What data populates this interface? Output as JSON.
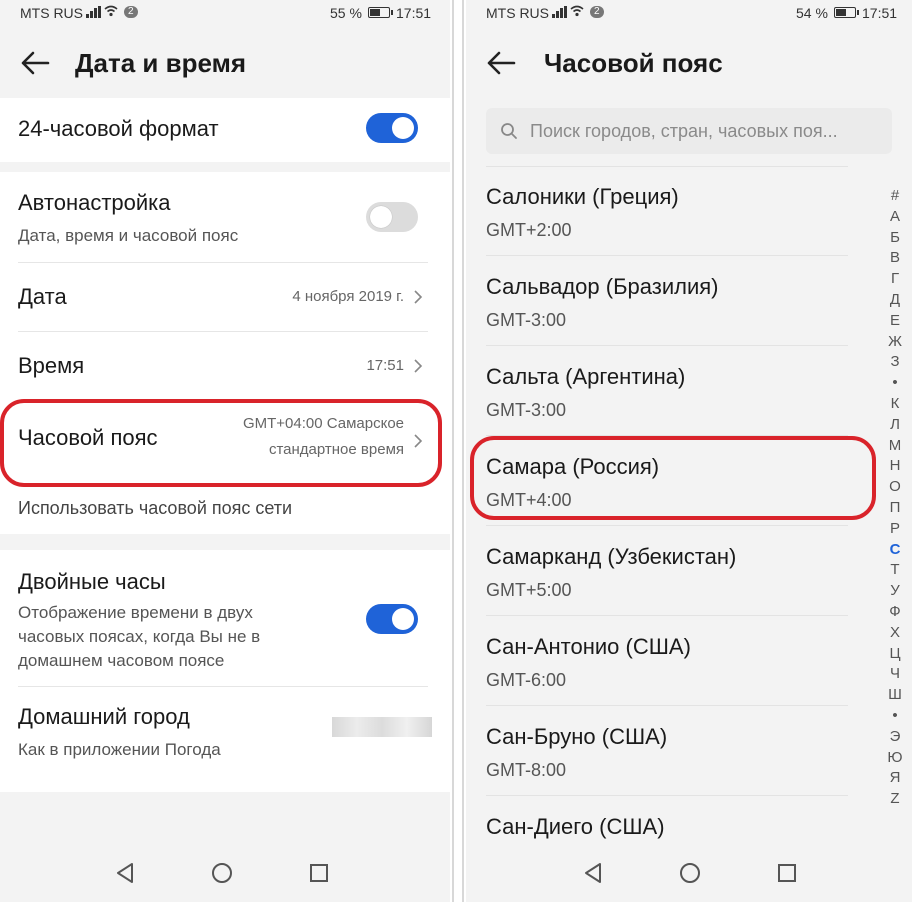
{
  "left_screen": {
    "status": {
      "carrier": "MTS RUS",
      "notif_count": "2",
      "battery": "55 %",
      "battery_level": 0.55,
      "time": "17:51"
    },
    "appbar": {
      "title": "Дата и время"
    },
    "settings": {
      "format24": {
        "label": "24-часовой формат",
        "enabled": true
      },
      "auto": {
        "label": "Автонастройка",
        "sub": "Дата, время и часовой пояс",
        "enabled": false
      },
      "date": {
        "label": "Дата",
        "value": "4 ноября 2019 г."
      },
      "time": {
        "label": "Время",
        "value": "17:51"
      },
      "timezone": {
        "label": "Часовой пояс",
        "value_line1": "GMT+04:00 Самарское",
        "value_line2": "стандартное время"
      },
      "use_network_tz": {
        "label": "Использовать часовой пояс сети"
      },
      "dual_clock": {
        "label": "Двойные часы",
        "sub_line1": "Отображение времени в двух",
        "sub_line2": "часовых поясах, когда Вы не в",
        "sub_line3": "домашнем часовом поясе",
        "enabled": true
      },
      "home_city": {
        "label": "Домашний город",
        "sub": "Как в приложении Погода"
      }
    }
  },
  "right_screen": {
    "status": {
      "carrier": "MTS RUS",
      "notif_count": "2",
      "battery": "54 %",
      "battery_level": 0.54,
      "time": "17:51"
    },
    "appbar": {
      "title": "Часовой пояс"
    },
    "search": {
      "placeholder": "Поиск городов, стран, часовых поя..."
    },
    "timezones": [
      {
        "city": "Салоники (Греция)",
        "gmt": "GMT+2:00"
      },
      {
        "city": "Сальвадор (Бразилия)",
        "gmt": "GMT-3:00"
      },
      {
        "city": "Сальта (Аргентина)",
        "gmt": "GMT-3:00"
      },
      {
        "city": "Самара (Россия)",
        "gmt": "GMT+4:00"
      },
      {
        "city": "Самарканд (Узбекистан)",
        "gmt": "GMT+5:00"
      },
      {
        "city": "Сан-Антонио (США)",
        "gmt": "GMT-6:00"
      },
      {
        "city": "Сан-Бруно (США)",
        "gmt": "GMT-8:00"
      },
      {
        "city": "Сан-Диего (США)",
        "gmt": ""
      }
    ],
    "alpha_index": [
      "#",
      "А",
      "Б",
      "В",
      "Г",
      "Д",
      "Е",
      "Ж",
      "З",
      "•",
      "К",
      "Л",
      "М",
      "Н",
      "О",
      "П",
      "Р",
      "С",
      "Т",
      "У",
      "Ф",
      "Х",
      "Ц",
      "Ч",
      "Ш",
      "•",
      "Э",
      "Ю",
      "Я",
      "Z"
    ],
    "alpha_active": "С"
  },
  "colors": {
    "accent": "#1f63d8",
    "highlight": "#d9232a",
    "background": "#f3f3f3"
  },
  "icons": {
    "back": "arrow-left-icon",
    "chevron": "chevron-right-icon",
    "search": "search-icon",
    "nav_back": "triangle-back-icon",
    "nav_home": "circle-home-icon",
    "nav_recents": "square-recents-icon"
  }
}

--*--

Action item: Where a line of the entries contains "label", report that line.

Solution to the exercise:
        "label": "24-часовой формат",
        "label": "Автонастройка",
        "label": "Дата",
        "label": "Время",
        "label": "Часовой пояс",
        "label": "Использовать часовой пояс сети"
        "label": "Двойные часы",
        "label": "Домашний город",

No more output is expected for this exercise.